◆ Task prompt:
Pull every line with "JSON" from the data.

============

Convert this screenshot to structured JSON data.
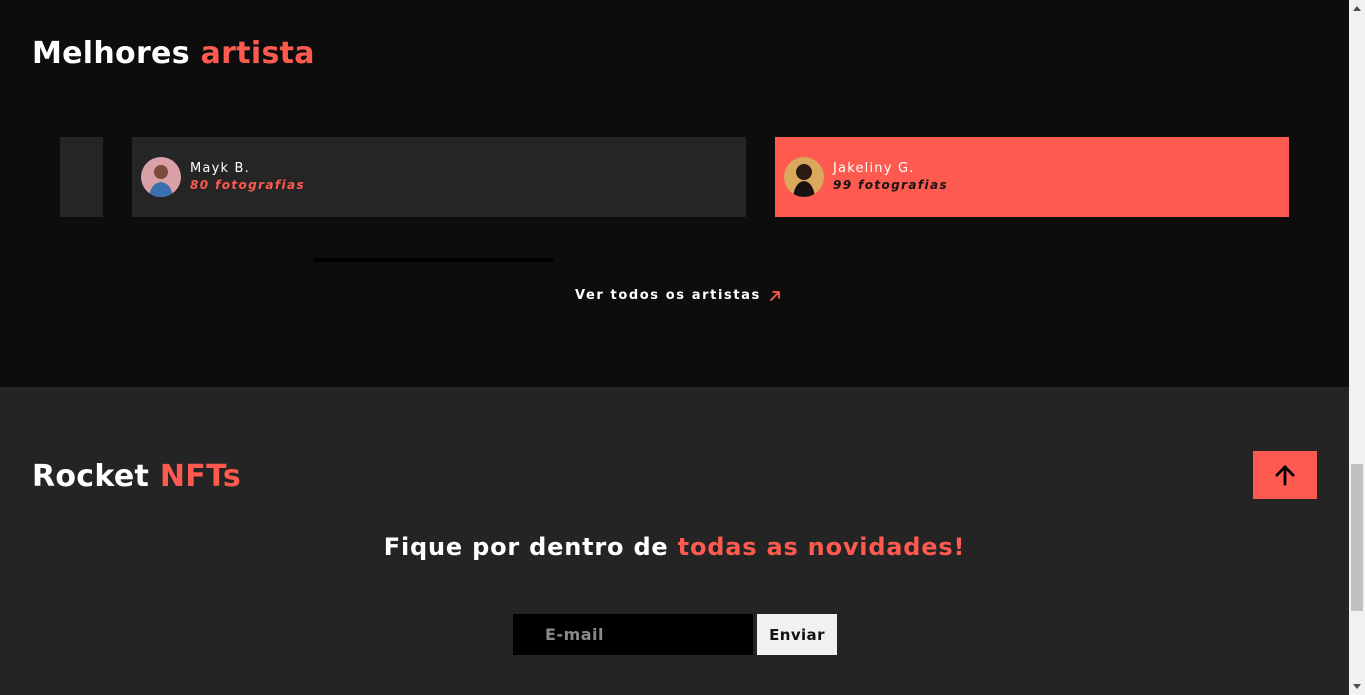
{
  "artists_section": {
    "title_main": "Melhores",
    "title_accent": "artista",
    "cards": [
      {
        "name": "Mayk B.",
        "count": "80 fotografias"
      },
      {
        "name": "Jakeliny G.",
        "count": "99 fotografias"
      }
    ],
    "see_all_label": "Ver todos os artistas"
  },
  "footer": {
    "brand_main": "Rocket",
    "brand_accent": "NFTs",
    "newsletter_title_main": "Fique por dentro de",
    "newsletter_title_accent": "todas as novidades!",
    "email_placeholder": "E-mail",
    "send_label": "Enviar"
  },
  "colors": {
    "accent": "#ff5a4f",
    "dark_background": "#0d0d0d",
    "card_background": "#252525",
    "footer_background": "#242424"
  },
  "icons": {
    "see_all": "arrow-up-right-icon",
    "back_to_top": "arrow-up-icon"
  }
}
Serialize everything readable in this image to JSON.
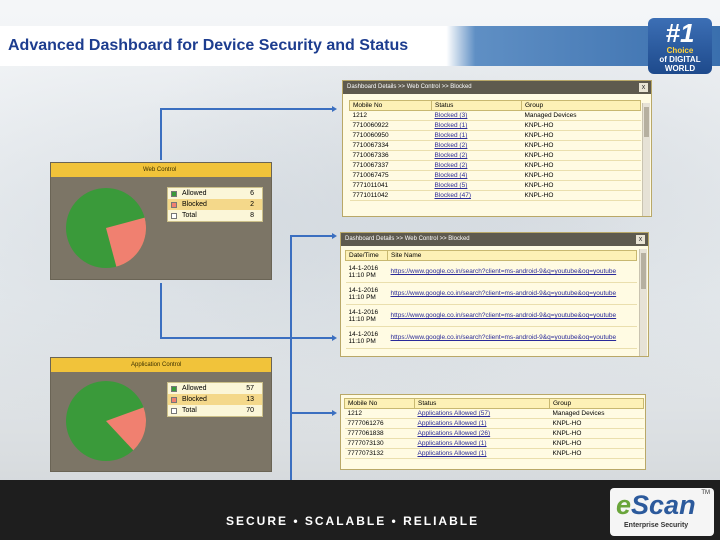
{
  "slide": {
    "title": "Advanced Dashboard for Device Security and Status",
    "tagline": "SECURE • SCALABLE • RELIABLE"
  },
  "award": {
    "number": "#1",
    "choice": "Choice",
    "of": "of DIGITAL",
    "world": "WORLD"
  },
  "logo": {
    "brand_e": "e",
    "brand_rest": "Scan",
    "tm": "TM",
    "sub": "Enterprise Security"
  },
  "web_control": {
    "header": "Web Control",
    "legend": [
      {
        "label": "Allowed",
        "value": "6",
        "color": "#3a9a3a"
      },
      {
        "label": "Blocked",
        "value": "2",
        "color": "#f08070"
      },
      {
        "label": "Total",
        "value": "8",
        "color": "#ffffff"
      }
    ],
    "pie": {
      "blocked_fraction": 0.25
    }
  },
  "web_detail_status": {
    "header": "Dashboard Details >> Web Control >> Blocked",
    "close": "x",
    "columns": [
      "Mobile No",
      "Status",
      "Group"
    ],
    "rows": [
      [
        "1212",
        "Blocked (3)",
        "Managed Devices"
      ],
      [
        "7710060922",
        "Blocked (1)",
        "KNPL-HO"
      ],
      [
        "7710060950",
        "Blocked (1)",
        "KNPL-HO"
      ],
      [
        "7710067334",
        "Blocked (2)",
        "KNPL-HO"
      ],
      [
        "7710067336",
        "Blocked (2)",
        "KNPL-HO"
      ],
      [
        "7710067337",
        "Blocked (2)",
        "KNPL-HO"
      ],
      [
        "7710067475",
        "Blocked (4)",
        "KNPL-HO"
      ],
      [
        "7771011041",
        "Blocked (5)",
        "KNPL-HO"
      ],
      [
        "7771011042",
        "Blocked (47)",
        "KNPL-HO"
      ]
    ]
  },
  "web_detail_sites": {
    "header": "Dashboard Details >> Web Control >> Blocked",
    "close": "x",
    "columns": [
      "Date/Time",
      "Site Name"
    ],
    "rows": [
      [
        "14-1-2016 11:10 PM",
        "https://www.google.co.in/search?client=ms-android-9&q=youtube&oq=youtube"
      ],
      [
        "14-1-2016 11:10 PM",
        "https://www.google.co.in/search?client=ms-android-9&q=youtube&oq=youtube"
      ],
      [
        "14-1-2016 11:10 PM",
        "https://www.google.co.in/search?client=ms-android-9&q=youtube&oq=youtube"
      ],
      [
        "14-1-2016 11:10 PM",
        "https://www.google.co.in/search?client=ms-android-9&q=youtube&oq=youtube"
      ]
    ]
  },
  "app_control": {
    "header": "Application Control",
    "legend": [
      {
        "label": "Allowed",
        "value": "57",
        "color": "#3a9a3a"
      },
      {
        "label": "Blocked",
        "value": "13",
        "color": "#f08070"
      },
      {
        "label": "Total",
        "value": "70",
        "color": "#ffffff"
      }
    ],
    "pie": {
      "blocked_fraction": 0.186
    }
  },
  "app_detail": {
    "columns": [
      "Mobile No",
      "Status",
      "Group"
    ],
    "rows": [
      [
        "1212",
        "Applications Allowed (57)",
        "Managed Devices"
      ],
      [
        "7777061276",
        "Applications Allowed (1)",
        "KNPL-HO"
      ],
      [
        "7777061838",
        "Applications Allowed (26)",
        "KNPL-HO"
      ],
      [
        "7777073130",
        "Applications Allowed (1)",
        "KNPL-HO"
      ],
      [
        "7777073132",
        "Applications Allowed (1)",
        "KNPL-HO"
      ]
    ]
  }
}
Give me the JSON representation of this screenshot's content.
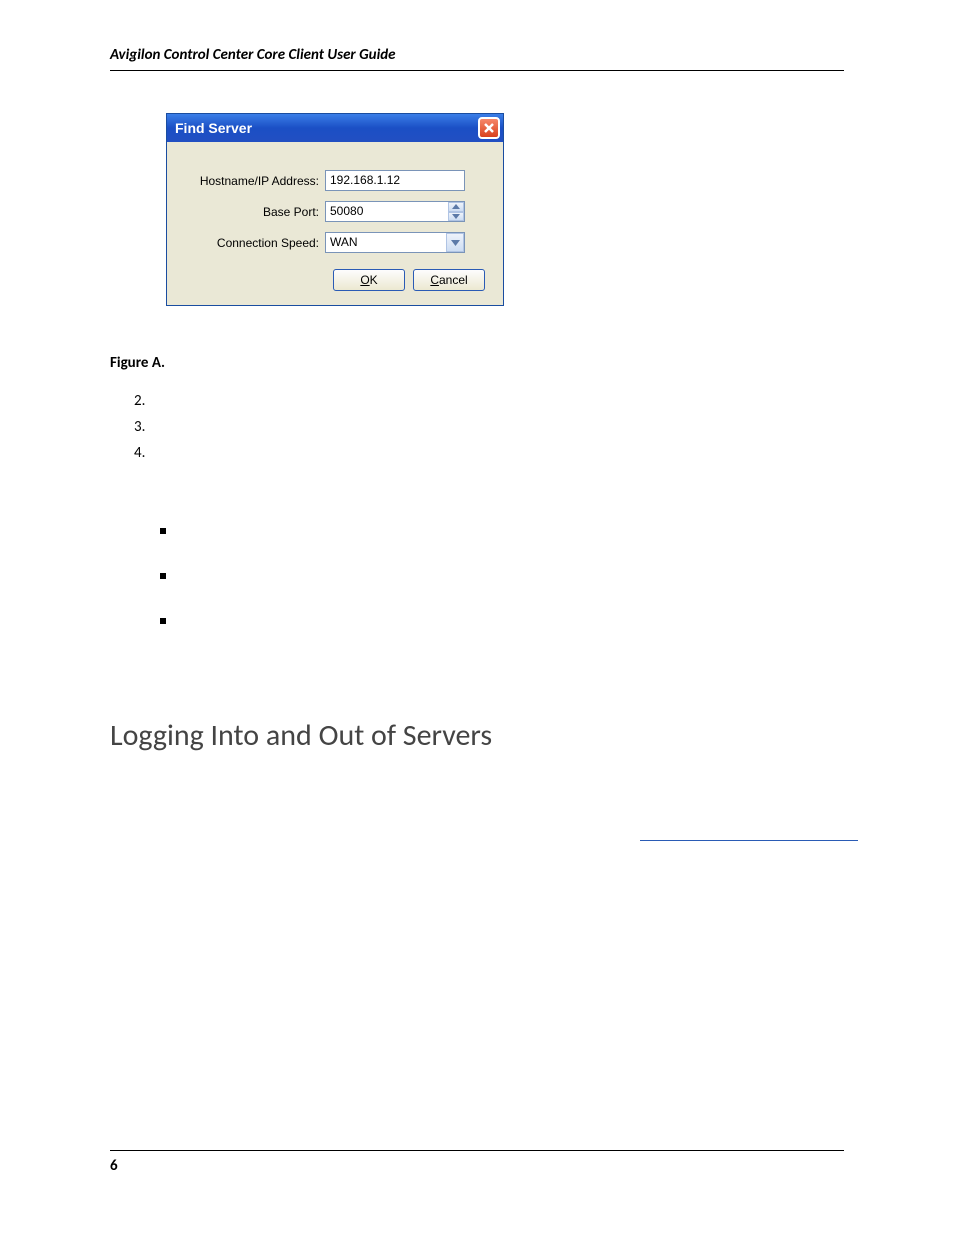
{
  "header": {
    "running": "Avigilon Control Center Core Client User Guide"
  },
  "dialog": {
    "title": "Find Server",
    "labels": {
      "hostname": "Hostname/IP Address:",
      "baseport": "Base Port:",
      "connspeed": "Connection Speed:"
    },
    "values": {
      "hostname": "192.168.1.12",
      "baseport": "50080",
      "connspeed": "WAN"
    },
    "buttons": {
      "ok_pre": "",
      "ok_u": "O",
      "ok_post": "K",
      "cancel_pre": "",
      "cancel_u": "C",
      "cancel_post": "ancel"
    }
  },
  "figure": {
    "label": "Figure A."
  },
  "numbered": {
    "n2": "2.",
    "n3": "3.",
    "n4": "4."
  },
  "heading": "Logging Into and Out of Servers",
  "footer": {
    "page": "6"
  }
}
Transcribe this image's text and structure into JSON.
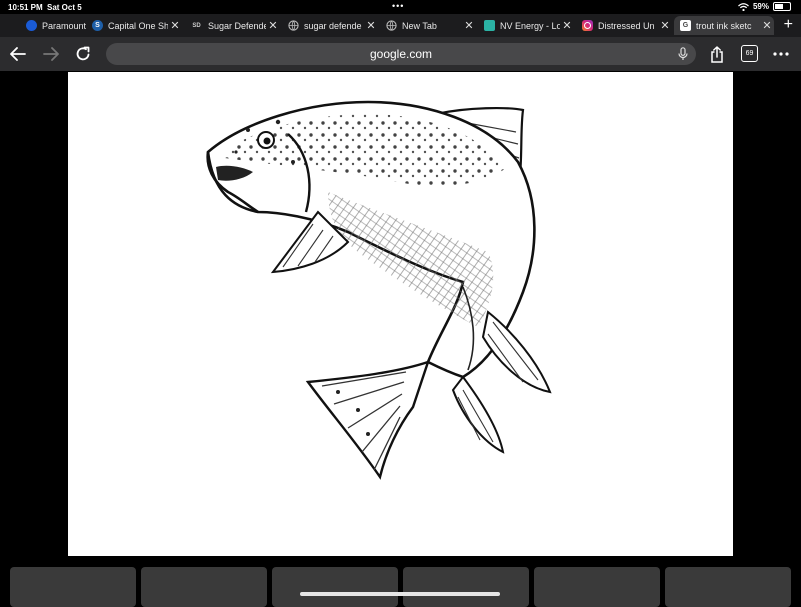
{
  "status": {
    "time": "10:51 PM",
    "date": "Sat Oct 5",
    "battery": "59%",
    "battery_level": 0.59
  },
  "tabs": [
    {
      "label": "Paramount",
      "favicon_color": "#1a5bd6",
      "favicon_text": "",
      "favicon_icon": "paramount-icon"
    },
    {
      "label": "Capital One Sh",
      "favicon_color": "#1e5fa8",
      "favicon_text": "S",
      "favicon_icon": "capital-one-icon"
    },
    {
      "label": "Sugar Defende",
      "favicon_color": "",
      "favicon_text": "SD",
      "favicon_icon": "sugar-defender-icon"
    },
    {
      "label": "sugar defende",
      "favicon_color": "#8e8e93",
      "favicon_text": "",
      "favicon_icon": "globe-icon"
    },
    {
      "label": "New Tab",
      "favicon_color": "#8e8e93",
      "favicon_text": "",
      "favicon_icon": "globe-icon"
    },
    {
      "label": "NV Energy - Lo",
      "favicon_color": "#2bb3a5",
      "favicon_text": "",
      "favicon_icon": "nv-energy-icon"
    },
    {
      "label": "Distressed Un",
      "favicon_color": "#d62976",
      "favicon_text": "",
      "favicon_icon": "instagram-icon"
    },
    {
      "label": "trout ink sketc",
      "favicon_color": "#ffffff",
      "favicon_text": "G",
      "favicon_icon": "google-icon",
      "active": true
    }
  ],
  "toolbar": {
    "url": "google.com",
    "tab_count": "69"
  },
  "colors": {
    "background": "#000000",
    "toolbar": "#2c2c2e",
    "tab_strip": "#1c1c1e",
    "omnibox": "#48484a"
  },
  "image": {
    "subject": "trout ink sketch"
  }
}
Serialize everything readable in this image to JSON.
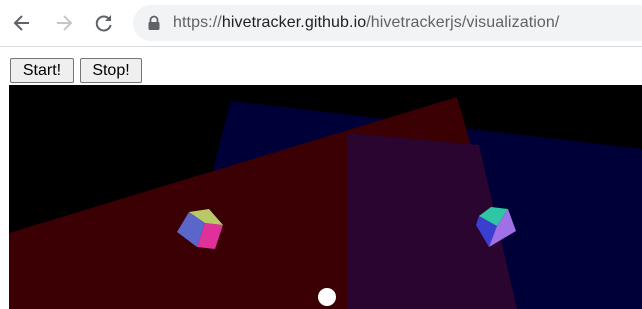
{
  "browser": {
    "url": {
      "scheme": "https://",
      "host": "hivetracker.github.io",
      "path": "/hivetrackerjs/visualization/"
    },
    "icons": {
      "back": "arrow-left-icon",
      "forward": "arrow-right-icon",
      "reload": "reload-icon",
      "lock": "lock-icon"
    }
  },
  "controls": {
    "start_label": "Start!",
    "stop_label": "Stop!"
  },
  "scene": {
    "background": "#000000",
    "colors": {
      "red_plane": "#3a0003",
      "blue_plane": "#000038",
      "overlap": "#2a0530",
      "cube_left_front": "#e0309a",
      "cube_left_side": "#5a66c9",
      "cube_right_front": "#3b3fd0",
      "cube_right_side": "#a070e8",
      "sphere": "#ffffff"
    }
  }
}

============

◆ Output:
Convert this screenshot to structured JSON data.
Serialize everything readable in this image to JSON.
Give me the JSON representation of this screenshot's content.
Transcribe this image's text and structure into JSON.
Serialize everything readable in this image to JSON.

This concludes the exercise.